Mental health has taken a nosedive for many people this year — spurred by economic and political uncertainty, a Covid-19-fueled public health crisis, and being cooped up. In the US, a startup is today announcing some funding to make it easier for those who need it to find help.
Headway, which helps people search for and engage therapists who accept insurance for payments, is today announcing that it has raised $26 million, a Series A that it plans to use to expand the service to more cities and to widen the pool of therapists that it works with, as well as to invest in building out more technology to improve how its search and recommendation works. The startup currently has some 1,800 therapists on its books in the New York area and says that tens of thousands of patients have used its service.

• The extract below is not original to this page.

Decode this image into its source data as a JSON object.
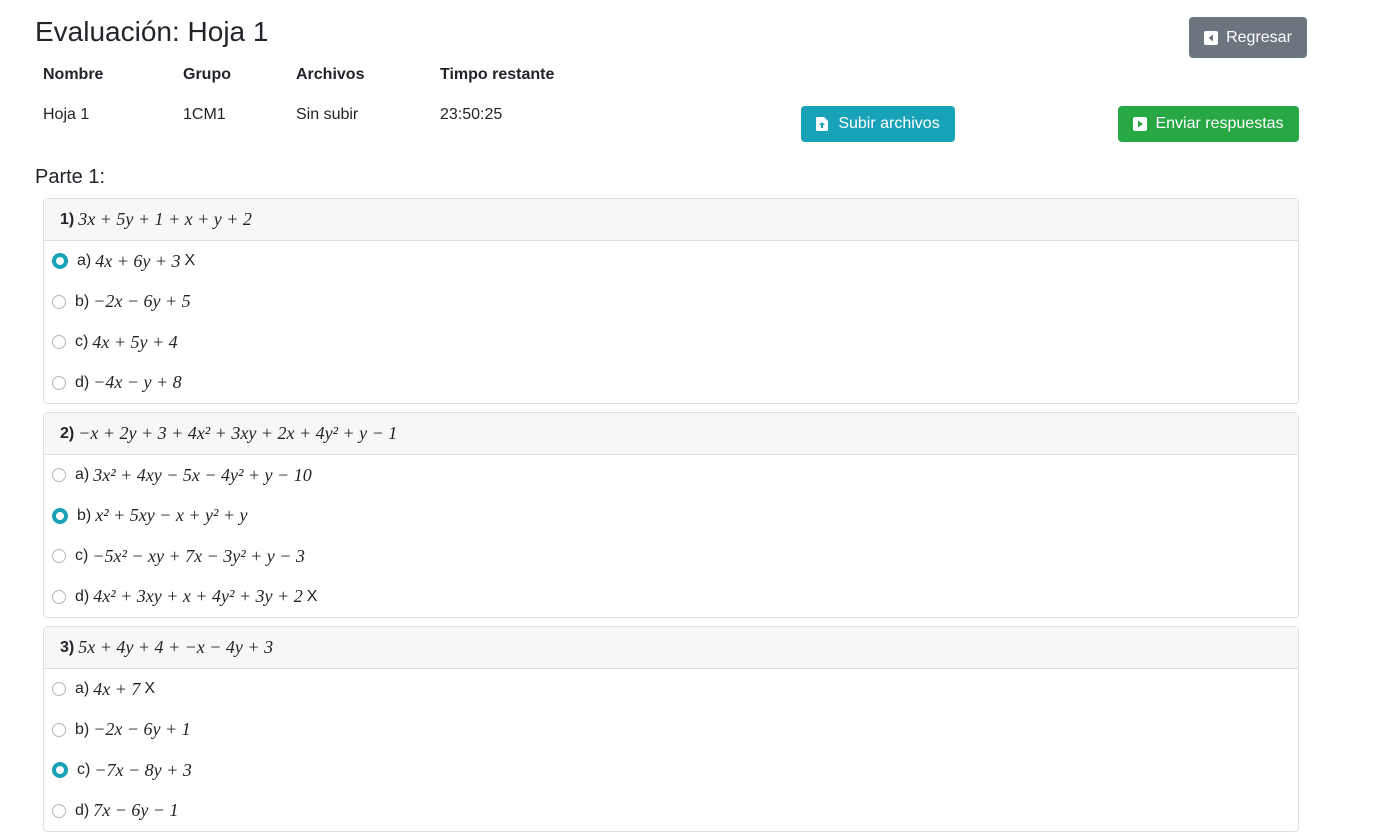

The funding is being co-led by Thrive and GV (formerly known as Google Ventures), and also includes participation from past investors Accel (which led its seed round), GFC and IA Ventures. The startup has now raised $33 million, and other previous investors include the founders of One Medical, Flatiron Health, and Clover Health. It’s not disclosing valuation with this round.
Headway has built a two-sided marketplace of sorts that taps into one of the biggest hurdles around how medical care works in the US: it favors big business over smaller operations.
People who are seeking out a therapist usually are looking for someone who they can trust and connect with to constructively and reassuringly work through problems they are facing. That can be a big challenge in itself — and Headway addresses that with a kind of “Yelp” style directory covering them (but without any kind of paid placement, just listings, which could be one reason why it caught the eye of a VC connected to the world’s biggest online search company). But this isn’t the only issue patients face.
In many cases, therapists are sole traders, people who work for themselves, and they typically do not take insurance as payment.
The reason may have been originally partly traditional. Specifically, therapy would not have been covered by insurance in the old days, and employees would not want to disclose issues to employers, who typically provide health insurance in the US. (This is rapidly changing, and in some industries it’s been turned into a deal sweetener, with extensive policies covering many other kind of therapies also included). But it is also operational: the health insurance industry is geared around working with large hospitals and health organizations who have large teams of people there to specifically handle claims, process payments, and generally interface with the different parties.
Andrew Adams, the co-founder and CEO of Headway, said he came up against this very issue himself when moving to New York from California several years ago. Looking for a therapist, he found most unwilling to accept his insurance as payment, making getting therapy unaffordable.
“This is the defining problem in the space,” he in an interview. “Health insurance is built around a medical world dominated by billers and admins, but therapists are small practitioners and don’t have the bandwidth to handle that, so they don’t. So we thought if we could make it easier for them to, they would, and they have.”
Headway’s approach has been to build relationships with insurers and act as a kind of middleman/broker between them and a wide pool of therapists. It’s built software that helps them manage not just appointment booking but critically billing and all of the work that comes with that.
The business model is interesting here: Headway doesn’t charge patients for its search service, nor does it charge therapists. It takes a commission from the insurance providers which pay it essentially for enabling wider access to more therapists (and billable work) for their policies.
Today, the focus is squarely on mental health, with “therapists” mostly being in categories like psychotherapy or psychiatry. But you could imagine how that might over time widen out to the multitude of other professional categories that also reach into complementary or completely different categories of therapies and are connected to a person’s well-being and mental health.
So, too, are the opportunities for what Headway provides in the process. Adams said that before the coronavirus pandemic, some 90% of meetings between patients and therapists were in-person. Now “90% are virtual.” While Headway is not providing the platform for those meetings to take place, it seems like an obvious step to provide therapists with the tools to do their customer-facing work alongside the tools it’s already providing to handle those relationships in the back office.
Similarly, while the search engine today can help people look for therapists based on some parameters like location, gender and age, you can imagine more being brought into that recommendation mix, where a person without a clear idea of what he or she wants can perhaps walk through a more detailed list to identify what to look for next.
Interestingly, Headway’s role may be no less important in environments where there may be multiple systems at work, for example in countries where government provides some healthcare insurance, or all of it, or none at all.
“The complexity of dealing with insurance doesn’t get any harder or easier,” Adams said. “In fact, I’d say there is even more needed to deal with the complexity.”